The officers who responded to the building were lawfully placed throughout their dealings with the Complainant. They were there following a report of a possible shooter, and were duty bound to investigate the situation with dispatch and ensure public safety. In the circumstances – facing an individual in the area of the report of gunfire, ignoring police commands and, by his behaviour, potentially injured - I am satisfied the officers had a lawful basis to take the Complainant into custody until they could ascertain his role, if any, in the incident under investigation.

Once the Complainant was in their custody, the officers had a duty to ensure his health and safety, an obligation I am satisfied they discharged within the limits of care prescribed by the criminal law. WO #3 and WO #5, having handcuffed the Complainant, quickly realized they were dealing with a medical emergency and placed him in a recovery position while multiple calls were made for a rush on an ambulance. As they waited, the SO and WO #3 considered the use of naloxone given the possibility that the Complainant had overdosed on illicit drugs, particularly in light of the bag retrieved from his person, but dismissed the idea as the Complainant was still breathing and conscious. In hindsight, it might have been better to administer naloxone – an opioid antagonist – out of an abundance of caution, especially as the Complainant’s breathing was not without difficulty and it was unclear what, if any, illicit substances he had taken. That said, both officers, in their interviews with the SIU, referred to training they had received in which they were taught that naloxone was not to be administered to a person who was still breathing. Indeed, the SIU obtained the online training given the officers, which provides that naloxone be administered when the overdose victim’s breathing is slow or uneven, or has stopped. While the training does not preclude the use of the drug in the absence of respiratory distress if other signs of overdose are present, the SO was not alone in taking away from the training that naloxone ought not be administered when the victim was breathing. For example, WO #5 was of the same view. It should also be noted that naloxone was not administered by the paramedics based on information that led at least one of them to conclude that the Complainant was suffering from an overdose of cocaine, a non-opioid, in which case naloxone would be of no assistance.
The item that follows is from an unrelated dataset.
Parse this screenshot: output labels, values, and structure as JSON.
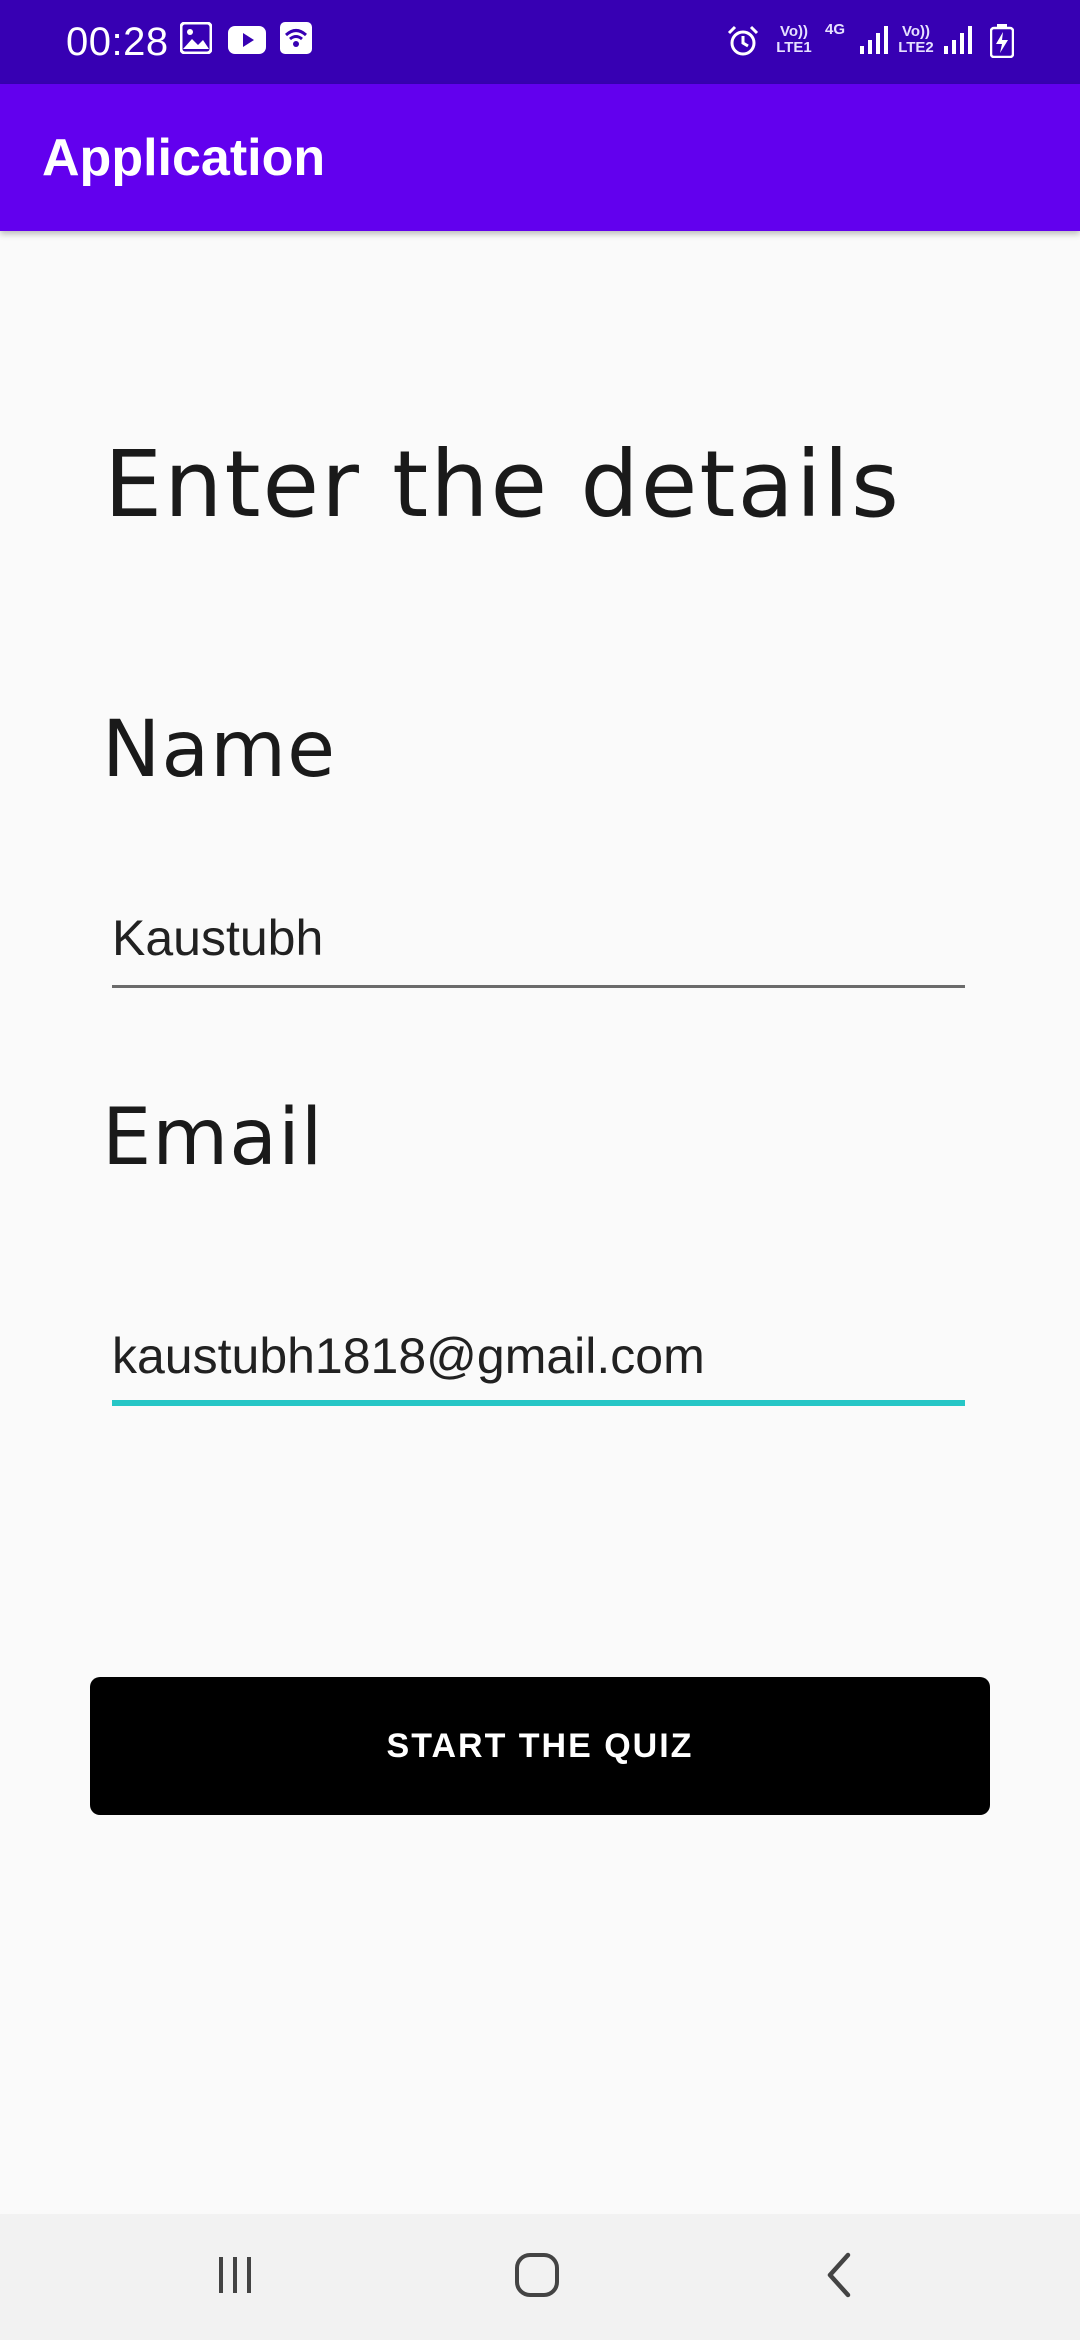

On this record, if the officers, including the SO, fell short in not administering naloxone, their failure amounted to something less than a marked departure from a reasonable level of care.
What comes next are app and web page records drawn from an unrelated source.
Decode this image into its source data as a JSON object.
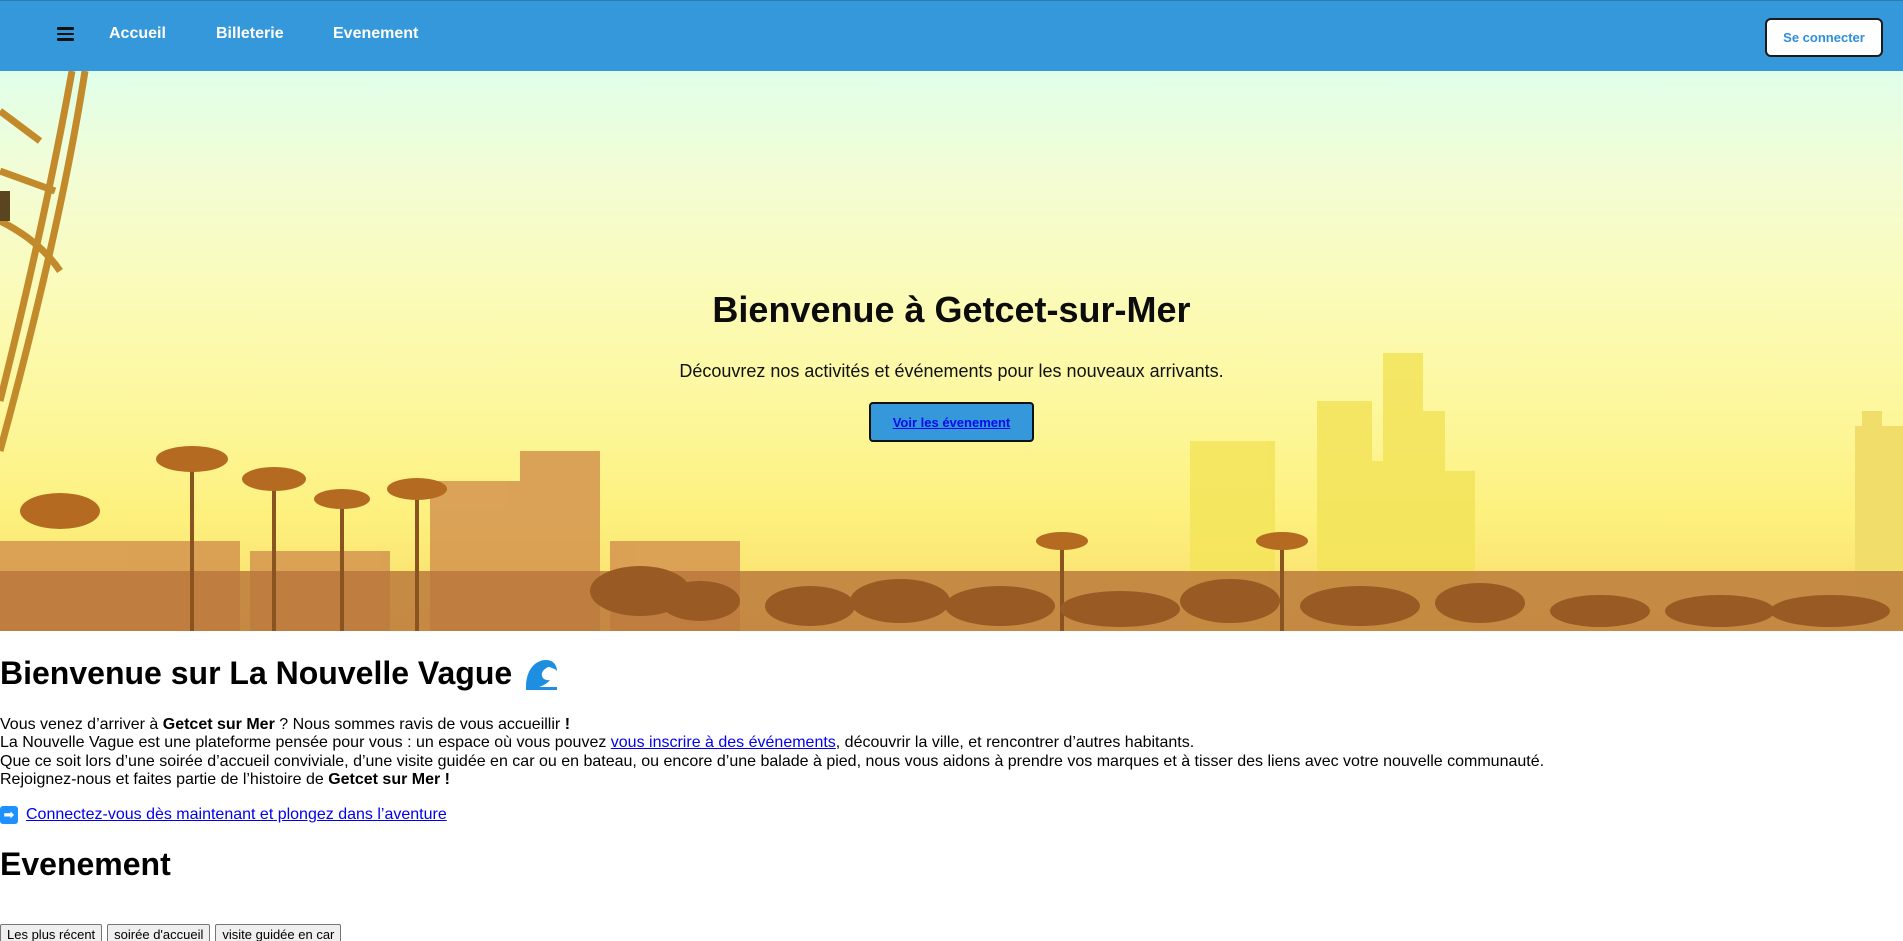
{
  "nav": {
    "links": [
      "Accueil",
      "Billeterie",
      "Evenement"
    ],
    "login_label": "Se connecter",
    "accent_color": "#3498db"
  },
  "hero": {
    "title": "Bienvenue à Getcet-sur-Mer",
    "subtitle": "Découvrez nos activités et événements pour les nouveaux arrivants.",
    "cta_label": "Voir les évenement"
  },
  "intro": {
    "title": "Bienvenue sur La Nouvelle Vague",
    "title_icon": "wave-icon",
    "line1_a": "Vous venez d’arriver à ",
    "line1_b": "Getcet sur Mer",
    "line1_c": " ? Nous sommes ravis de vous accueillir ",
    "line1_d": "!",
    "line2_a": "La Nouvelle Vague est une plateforme pensée pour vous : un espace où vous pouvez ",
    "line2_link": "vous inscrire à des événements",
    "line2_c": ", découvrir la ville, et rencontrer d’autres habitants.",
    "line3": "Que ce soit lors d’une soirée d’accueil conviviale, d’une visite guidée en car ou en bateau, ou encore d’une balade à pied, nous vous aidons à prendre vos marques et à tisser des liens avec votre nouvelle communauté.",
    "line4_a": "Rejoignez-nous et faites partie de l’histoire de ",
    "line4_b": "Getcet sur Mer",
    "line4_c": " !",
    "cta_icon": "arrow-right-icon",
    "cta_link": "Connectez-vous dès maintenant et plongez dans l’aventure"
  },
  "events": {
    "title": "Evenement",
    "filters": [
      "Les plus récent",
      "soirée d'accueil",
      "visite guidée en car"
    ]
  }
}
In the result, while the cause of the Complainant’s tragic death remains unknown at this time, I am unable to reasonably conclude that the officers who dealt with him comported themselves unlawfully. Accordingly, there is no basis for proceeding with criminal charges in this case, and the file is closed.

Date: October 29, 2021

Electronically approved by

Joseph Martino
Special Investigations Unit


  • 1) The following records contain sensitive personal information and are not being released pursuant to section 34(2) of the Special Investigations Unit Act, 2019. The material portions of the records are summarized below [Back to text]


The signed English original report is authoritative, and any discrepancy between that report and the French and English online versions should be resolved in favour of the original English report.